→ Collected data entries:
━━━━━━━━
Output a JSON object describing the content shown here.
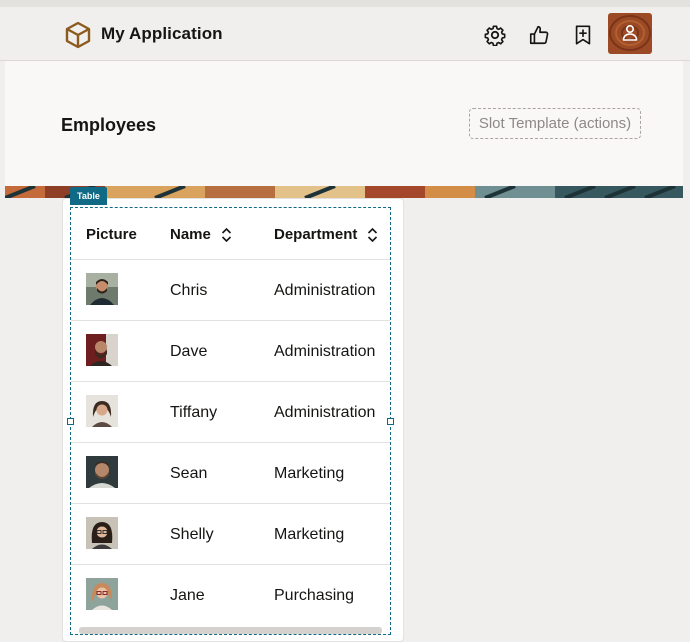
{
  "app": {
    "title": "My Application"
  },
  "toolbar": {
    "icons": [
      "gear-icon",
      "thumbs-up-icon",
      "bookmark-add-icon"
    ],
    "avatar_icon": "user-icon"
  },
  "page": {
    "title": "Employees",
    "slot_template_label": "Slot Template (actions)"
  },
  "table": {
    "tag": "Table",
    "columns": [
      "Picture",
      "Name",
      "Department"
    ],
    "rows": [
      {
        "name": "Chris",
        "department": "Administration"
      },
      {
        "name": "Dave",
        "department": "Administration"
      },
      {
        "name": "Tiffany",
        "department": "Administration"
      },
      {
        "name": "Sean",
        "department": "Marketing"
      },
      {
        "name": "Shelly",
        "department": "Marketing"
      },
      {
        "name": "Jane",
        "department": "Purchasing"
      }
    ]
  },
  "colors": {
    "accent": "#116a85",
    "background": "#f1efed",
    "panel": "#f9f8f6"
  }
}
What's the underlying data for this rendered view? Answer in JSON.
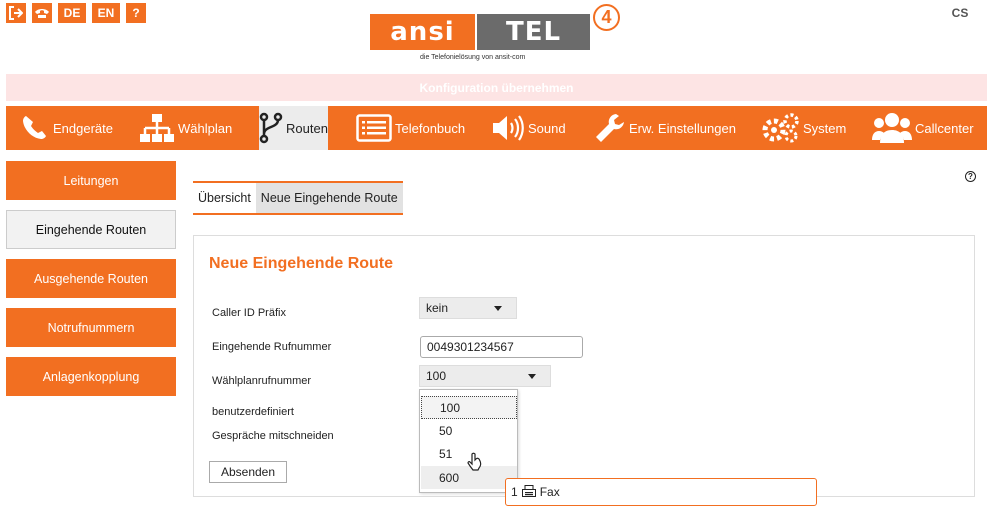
{
  "colors": {
    "accent": "#f26f21",
    "apply_bar": "#fde4e4",
    "active_nav": "#ececec"
  },
  "top_icons": {
    "logout_icon": "logout-icon",
    "phone_icon": "phone-icon",
    "lang_de": "DE",
    "lang_en": "EN",
    "help_icon": "?",
    "cs_badge": "CS"
  },
  "logo": {
    "left_text": "ansi",
    "right_text": "TEL",
    "version": "4",
    "tagline": "die Telefonielösung von ansit-com"
  },
  "apply_bar": {
    "label": "Konfiguration übernehmen"
  },
  "nav": {
    "items": [
      {
        "label": "Endgeräte",
        "icon": "phone-icon"
      },
      {
        "label": "Wählplan",
        "icon": "sitemap-icon"
      },
      {
        "label": "Routen",
        "icon": "route-icon",
        "active": true
      },
      {
        "label": "Telefonbuch",
        "icon": "list-icon"
      },
      {
        "label": "Sound",
        "icon": "speaker-icon"
      },
      {
        "label": "Erw. Einstellungen",
        "icon": "wrench-icon"
      },
      {
        "label": "System",
        "icon": "gears-icon"
      },
      {
        "label": "Callcenter",
        "icon": "users-icon"
      }
    ]
  },
  "sidebar": {
    "items": [
      {
        "label": "Leitungen"
      },
      {
        "label": "Eingehende Routen",
        "active": true
      },
      {
        "label": "Ausgehende Routen"
      },
      {
        "label": "Notrufnummern"
      },
      {
        "label": "Anlagenkopplung"
      }
    ]
  },
  "tabs": {
    "items": [
      {
        "label": "Übersicht"
      },
      {
        "label": "Neue Eingehende Route",
        "active": true
      }
    ]
  },
  "help": {
    "label": "?"
  },
  "form": {
    "title": "Neue Eingehende Route",
    "caller_id_label": "Caller ID Präfix",
    "caller_id_value": "kein",
    "incoming_number_label": "Eingehende Rufnummer",
    "incoming_number_value": "0049301234567",
    "dialplan_label": "Wählplanrufnummer",
    "dialplan_value": "100",
    "custom_label": "benutzerdefiniert",
    "record_label": "Gespräche mitschneiden",
    "submit_label": "Absenden"
  },
  "dropdown": {
    "options": [
      "100",
      "50",
      "51",
      "600"
    ],
    "selected": "100",
    "hovered": "600"
  },
  "tooltip": {
    "prefix": "1",
    "icon": "fax-icon",
    "label": "Fax"
  }
}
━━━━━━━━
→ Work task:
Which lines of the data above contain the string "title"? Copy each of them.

→ Exercise answer:
    "title": "My Application"
    "title": "Employees",
    "title": "Neue Eingehende Route",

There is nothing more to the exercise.